Why Things Are Changing in State College Admissions
In general, college admissions are becoming increasingly competitive. This is in large part because college graduates in recent years have seen substantially higher average incomes and better job prospects than their counterparts who did not attend college. In fact, according to a recent TIME article, the average starting salary for a college graduate in 2017 was around $50,000, a 3% increase from the previous year.
As the benefits of a college education increase, more students are seeking a college education, and the applicant pools at each college are getting larger. Meanwhile, most colleges have not increased the number of students they accept to account for the increase in applicants. In short, there are more and more students competing for the same number of spots at each college.
State colleges are no exception to this increasing competitiveness. In addition, many state governments have decreased their budget subsidies to state colleges and universities by an average of 17%, creating budget issues for affected institutions.

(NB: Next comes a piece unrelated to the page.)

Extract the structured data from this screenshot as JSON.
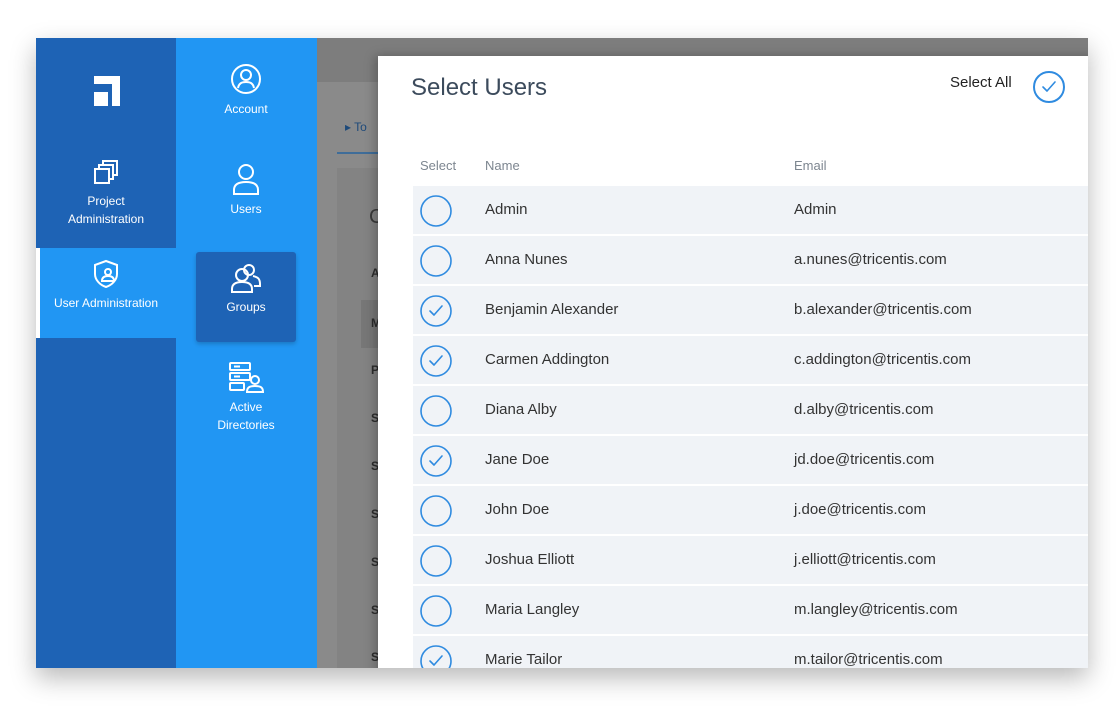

In order to compensate for the lack of funds, state colleges have chosen to both increase tuition and accept more out-of-state students to their college, as they pay higher tuition than in-state students. This decreases the number of spots available for in-state students, putting in-state applicants at a potential disadvantage in the college admissions process at their state colleges. See this 2016 New York Times article for more information about the changing trends in state college admissions.

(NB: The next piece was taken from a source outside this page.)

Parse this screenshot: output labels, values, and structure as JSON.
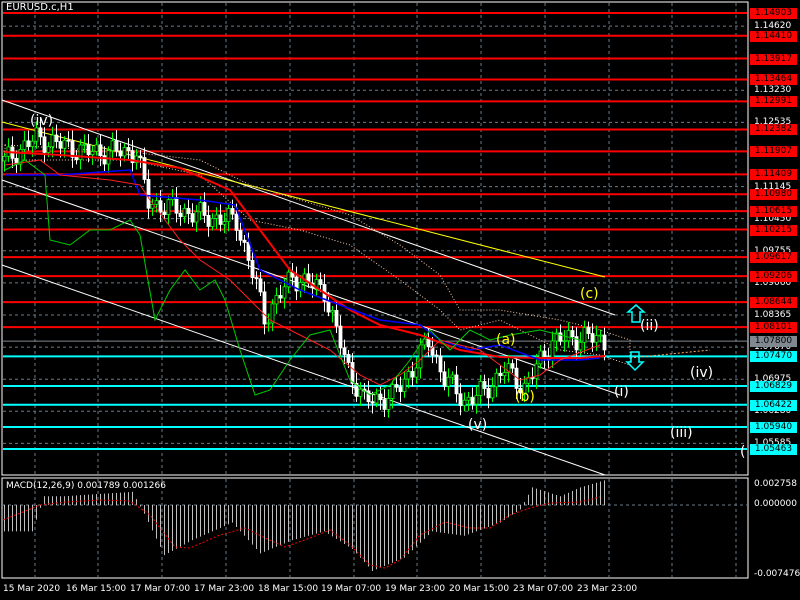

Common Assumptions About State Colleges (And Why They May Not be Accurate Today)
College applicants sometimes assume that getting accepted to a state college in their home state is easy and cheap. Indeed, many states have college admissions policies that can seem appealing. For example, most state schools in Texas follow an automatic admissions system, where Texas students with the top class ranks in their high school can gain automatic admission into any state school in Texas that they apply to. Other states have different policies regarding in-state admissions into state schools, but they generally include impressive benefits to high-achieving, in-state students.
Students tend to take these policies to mean that their admission to in-state colleges is guaranteed, when that is not always the case. Given the aforementioned budget cuts and competitiveness, in-state students sometimes face harsher competition for fewer and fewer enrollment spots in colleges in their home state. This means that even if you’re an in-state student with good grades and a decent extracurricular profile, you may not get admitted to the state school in your home state.
This wasn’t always the case, however. You may hear from older community members, parents, and even guidance counselors that it is easier to gain admittance to a state college because that was the case when they were applying to college. However, in recent years, state colleges have gotten considerably harder to get into than parents, community members, or even guidance counselors may expect.